Industrial design rendering refers to making drawings from design concepts, which can be used to determine if a product is ready for manufacturing. Drawings can be done by hand, or complex computer software can develop renderings in three dimensions. When a new product or an industrial process is developed, it becomes important at some point to show what the equipment orientation will be, or how a process will fit in a building.
Prior to development of electronic computers in the 20th century, industrial design rendering was done by hand, using artists that could envision what a product might look like from a list of dimensions or specifications. Although industrial design is artistic in form, the drawing is not the desired product, but rather whatever the drawing is showing, called the depiction. Accurate industrial design rendering can reduce costs, because accurate depictions of a process or equipment can show design errors or size limitations before anything is built.
With the increasing power of computer systems in the late 20th century, industrial design quickly became linked to computer software. Commercial design programs could create complex designs that could be viewed from any angle, rotated and even taken apart on a computer screen. Designers often worked with an electronic pad and stylus, transferring information directly to the computer without the need for traditional paper and pencil.
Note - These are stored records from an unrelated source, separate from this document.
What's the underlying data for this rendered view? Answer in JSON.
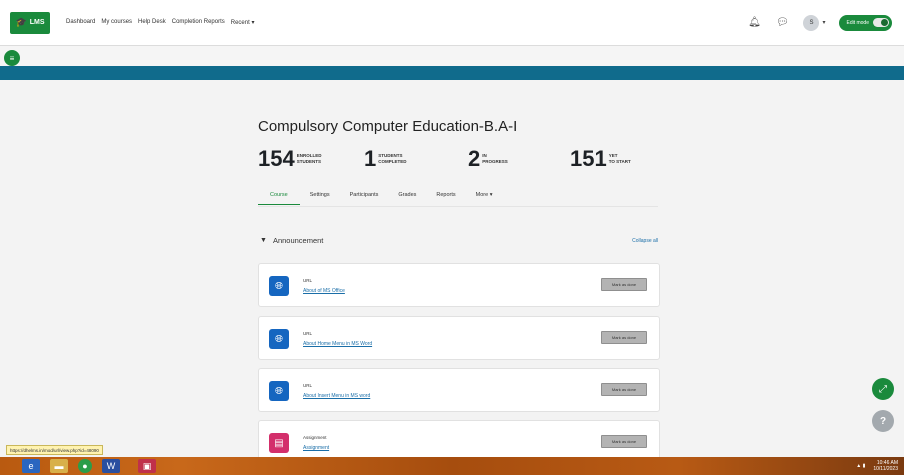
{
  "navbar": {
    "brand": "LMS",
    "links": [
      "Dashboard",
      "My courses",
      "Help Desk",
      "Completion Reports",
      "Recent ▾"
    ],
    "avatar_initial": "S",
    "edit_mode_label": "Edit mode"
  },
  "course": {
    "title": "Compulsory Computer Education-B.A-I",
    "stats": [
      {
        "value": "154",
        "line1": "ENROLLED",
        "line2": "STUDENTS"
      },
      {
        "value": "1",
        "line1": "STUDENTS",
        "line2": "COMPLETED"
      },
      {
        "value": "2",
        "line1": "IN",
        "line2": "PROGRESS"
      },
      {
        "value": "151",
        "line1": "YET",
        "line2": "TO START"
      }
    ],
    "tabs": [
      "Course",
      "Settings",
      "Participants",
      "Grades",
      "Reports",
      "More ▾"
    ]
  },
  "section": {
    "title": "Announcement",
    "collapse_label": "Collapse all"
  },
  "activities": [
    {
      "type": "URL",
      "name": "About of MS Office",
      "button": "Mark as done"
    },
    {
      "type": "URL",
      "name": "About Home Menu in MS Word",
      "button": "Mark as done"
    },
    {
      "type": "URL",
      "name": "About Insert Menu in MS word",
      "button": "Mark as done"
    },
    {
      "type": "Assignment",
      "name": "Assignment",
      "button": "Mark as done"
    }
  ],
  "status_url": "https://dhelms.in/mod/url/view.php?id=48090",
  "clock": {
    "time": "10:46 AM",
    "date": "10/11/2023"
  },
  "colors": {
    "brand_green": "#1a8a3c",
    "band_blue": "#106b8c",
    "link_blue": "#1a6ea8"
  }
}
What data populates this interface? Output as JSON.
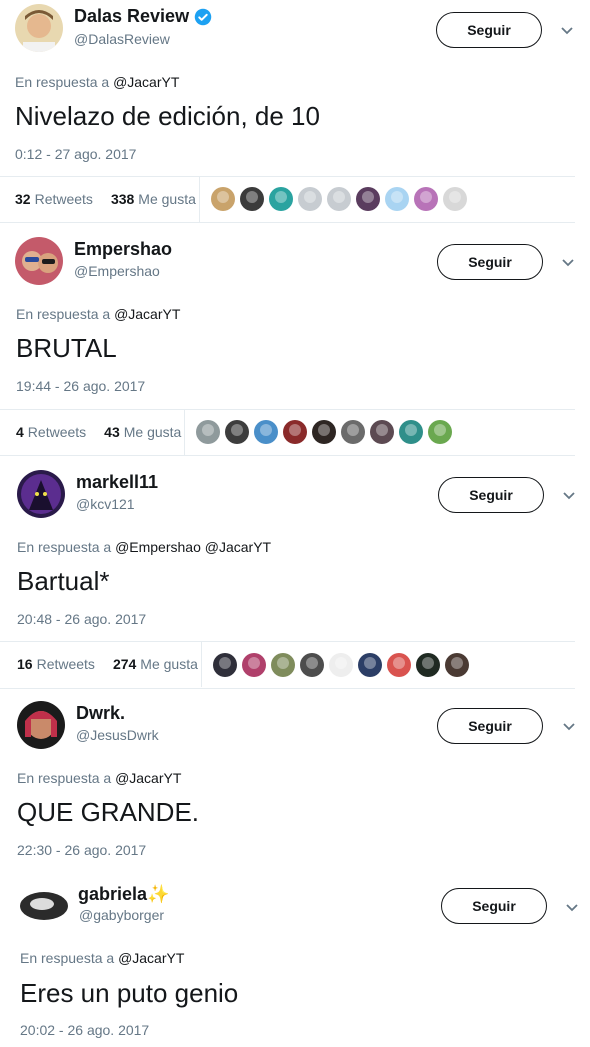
{
  "colors": {
    "accent": "#1da1f2",
    "text": "#14171a",
    "muted": "#657786",
    "divider": "#e6ecf0"
  },
  "tweets": [
    {
      "name": "Dalas Review",
      "handle": "@DalasReview",
      "verified": true,
      "follow_label": "Seguir",
      "reply_prefix": "En respuesta a",
      "reply_mentions": "@JacarYT",
      "text": "Nivelazo de edición, de 10",
      "time": "0:12 - 27 ago. 2017",
      "retweets_count": "32",
      "retweets_label": "Retweets",
      "likes_count": "338",
      "likes_label": "Me gusta",
      "likers": [
        "#c9a36b",
        "#3b3b3b",
        "#2aa3a0",
        "#c7ccd1",
        "#c7ccd1",
        "#5a3c5e",
        "#a9d4f2",
        "#b873b8",
        "#d8d8d8"
      ]
    },
    {
      "name": "Empershao",
      "handle": "@Empershao",
      "verified": false,
      "follow_label": "Seguir",
      "reply_prefix": "En respuesta a",
      "reply_mentions": "@JacarYT",
      "text": "BRUTAL",
      "time": "19:44 - 26 ago. 2017",
      "retweets_count": "4",
      "retweets_label": "Retweets",
      "likes_count": "43",
      "likes_label": "Me gusta",
      "likers": [
        "#8f9a9c",
        "#3d3d3d",
        "#4a8fc9",
        "#8a2a2a",
        "#2e2623",
        "#6b6b6b",
        "#5c4a52",
        "#2f8f8a",
        "#6aa84f"
      ]
    },
    {
      "name": "markell11",
      "handle": "@kcv121",
      "verified": false,
      "follow_label": "Seguir",
      "reply_prefix": "En respuesta a",
      "reply_mentions": "@Empershao @JacarYT",
      "text": "Bartual*",
      "time": "20:48 - 26 ago. 2017",
      "retweets_count": "16",
      "retweets_label": "Retweets",
      "likes_count": "274",
      "likes_label": "Me gusta",
      "likers": [
        "#2f2f3a",
        "#b0406b",
        "#7f8c5c",
        "#4d4d4d",
        "#eeeeee",
        "#2c3e66",
        "#d9534f",
        "#1f2a22",
        "#4a3a33"
      ]
    },
    {
      "name": "Dwrk.",
      "handle": "@JesusDwrk",
      "verified": false,
      "follow_label": "Seguir",
      "reply_prefix": "En respuesta a",
      "reply_mentions": "@JacarYT",
      "text": "QUE GRANDE.",
      "time": "22:30 - 26 ago. 2017"
    },
    {
      "name": "gabriela✨",
      "handle": "@gabyborger",
      "verified": false,
      "follow_label": "Seguir",
      "reply_prefix": "En respuesta a",
      "reply_mentions": "@JacarYT",
      "text": "Eres un puto genio",
      "time": "20:02 - 26 ago. 2017"
    }
  ]
}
Paper sketches were still valued for early concept designs, but industrial design rendering became computer-based. This allowed designers much more freedom to experiment with a design and immediately see the result. Prototypes could be drawn, reviewed and rapidly changed without having to wait for an artist to develop them by hand.
In the 1990s, a major aircraft manufacturer used computer-aided design (CAD) to create a new aircraft without using models or small-scale prototypes. Aviation designers were networked electronically while working on different aspects of the aircraft design. If an interior cabin dimension changed to meet a specification, all designers immediately saw the impact on all other aircraft structures, weights and manufacturing requirements.
By the 21st century, industrial design rendering and CAD were closely linked, allowing designers to show visual models of equipment prototypes at every stage of development. Rendering of intermediate designs could be made at any point, because the design software maintained all changes entered into the program. Improvements in the software over time allowed images to be connected into virtual movies that could either show how a product was constructed or how it operated in an industrial setting.
As CAD systems became more complex, equipment manufacturers began to design equipment that could use the output of the CAD programs. This became known as computer-aided manufacturing (CAM), and the connected technology was known as CAD-CAM. Designers could develop a complete part design, test it in the computer, and send the result directly to a machine to create the part. This led to cost savings for manufacturers, greatly reduced product development times, and better parts quality.